Albatros D.V (Later)

Albatros D.Va

Albatros D.Va 200 PS

Aviatik BI

Aviatik BII

Aviatik C.I

Aviatik C.I trainer (x2)

D.F.W. C.V

Fokker D.II

Fokker D.III

Fokker DR.I

Fokker D.VI

Fokker D.VII OAW

Fokker D.VII

Fokker D.VIIF

Fokker E.I

Fokker E.II

Fokker E.III

Fokker E.IV  (Twin gun)

Fokker E.V  (mono-wing)

Gotha G.IV bomber

Halberstadt D.II

Halberstadt D.III (Argus Engine)

Hannover CL.III

Pfalz A.I  2 seater

Pfalz E.III

Pfalz D.IIIa

Roland C.II

Rumpler C.IV

Zeppelin R Type (AI only)

Zeppelin P Type (AI only)




Allied Aircraft:


Breguet 14 A.2

Bristol Scout type D

Bristol Fighter F.2b

Caudron G.4

D.H.2

D.H.2 Early

D.H.4

D.H.5

F.E.2.b

Morane "Parasol" Type L 2 Seater 

Nieuport 10

Nieuport 12

Nieuport 11

Nieuport 16

Nieuport 17 Lewis gun 

Nieuport 17 Vickers gun 

Nieuport 17 Bis  (2 guns)  

Nieuport 23 Vickers gun  

Nieuport 23 Lewis gun  

Nieuport 24 Bis Lewis gun  

Nieuport 24 Bis  

Nieuport 24 Lewis gun  

Nieuport 24 Vickers gun  

Nieuport 27 Lewis gun  

Nieuport 27 Vickers gun  

Nieuport 28  

R.A.F. B.E.12     

R.A.F. B.E.12 HD     

R.A.F. B.E.2c Early     

R.A.F. B.E.2c     

R.A.F. B.E.2c HD     

R.A.F. B.E.2c trainer (x2) 

R.A.F. R.E.8     

R.A.F. S.E.5  (Early,150HP)

R.A.F. S.E.5a    

R.A.F. S.E.5a Viper    

Sopwith Camel

Sopwith Camel - Bentley 

Sopwith Pup 

Sopwith Snipe 

Sopwith Strutter B1 

Sopwith Strutter A2 

Sopwith Tripe 

Sopwith Tripe (RNAS twin vickers)

Spad VII 

Spad XIII


 I would like to post the updates to the game that BH&H II gives you, but I do not have enough room on the page. You will just have to read it for yourself on the link below.

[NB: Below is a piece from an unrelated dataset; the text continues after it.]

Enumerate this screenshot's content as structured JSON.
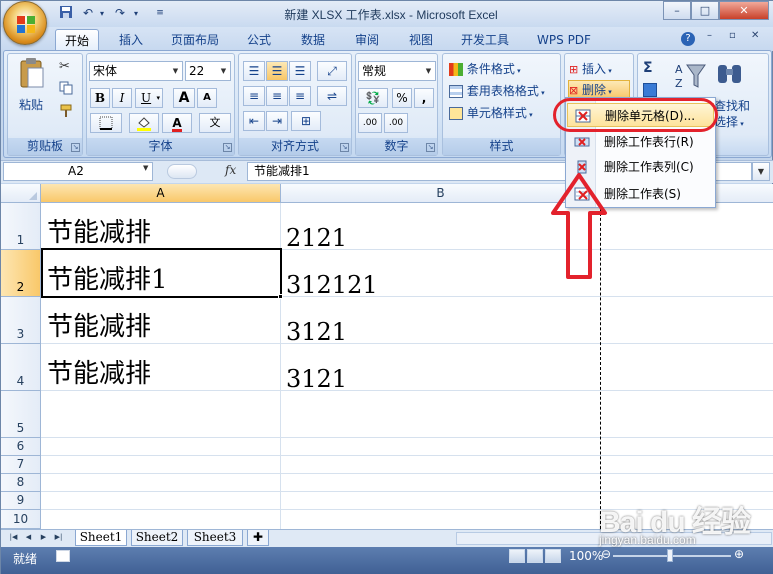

 You can in the game play both Quick Scenarios and Quick Combat, but the heart of the game has always been playing a Campaign. In the Campaign you will see just how hard it was to survive to fight again in the skies over France.




 The simulation is a tinkerer's dream. You have so many decisions you can make in the different Workshops screens.




 So, you have Single Player, and with that comes no need to have an internet connection, or to fly with a group of twelve-year old kids.  Immersion, Immersion, and even more Immersion (okay I stole it from Danton). You have the ability to adjust settings to get the simulation to play just the way you want it to on your older or super new fangled computer. Then you have 'The Planes, The Planes' (once again stolen). One thing that WOFF does not have is experimental or planes that had just come off the drawing board. These birds were all used, and some of them for most of the war. My favorite year to play is 1915. This really taxes your skill to get kills. You have wing-warping instead of actual control surfaces. For the newbie, I would suggest playing in 1918. The planes are effectively how you would fly in WWII, but still rudimentary. Of course, the later years have that many more chances to run into enemies also. If I was to give any advice to a newbie, I would say pick up a book on the WWI Airwar, and commit to memory what the different pilots said. You have no radios, so continually search the skies. Also before you get into a furball learn your plane's idiosyncrasies. Meaning, find out what maneuvers you can and cannot pull off before the wings rip off. If you dive into this game straight from a WWII sim hell bent for leather, all you will end up as is a smoking hole in the ground. 




 The simulation is a labor of love for the OBD Software crew. It is their attempt to give the computer pilot the closest thing they can to being a pilot in the Great War. You can actually see the ground war taking place and the lines move throughout the conflict. The planes are an absolute joy to just fly and take in the sights. I am still in awe with what the OBD Software crew have been able to do, starting with an over twenty-year old program to start working with. Visually the simulation is stunning, incredibly even more so than it was.


Robert

Wings Over Flanders Fields Between Heaven & Hell II:

Features of the game, along with BH&H II updates:



PixelPLaybox.co.uk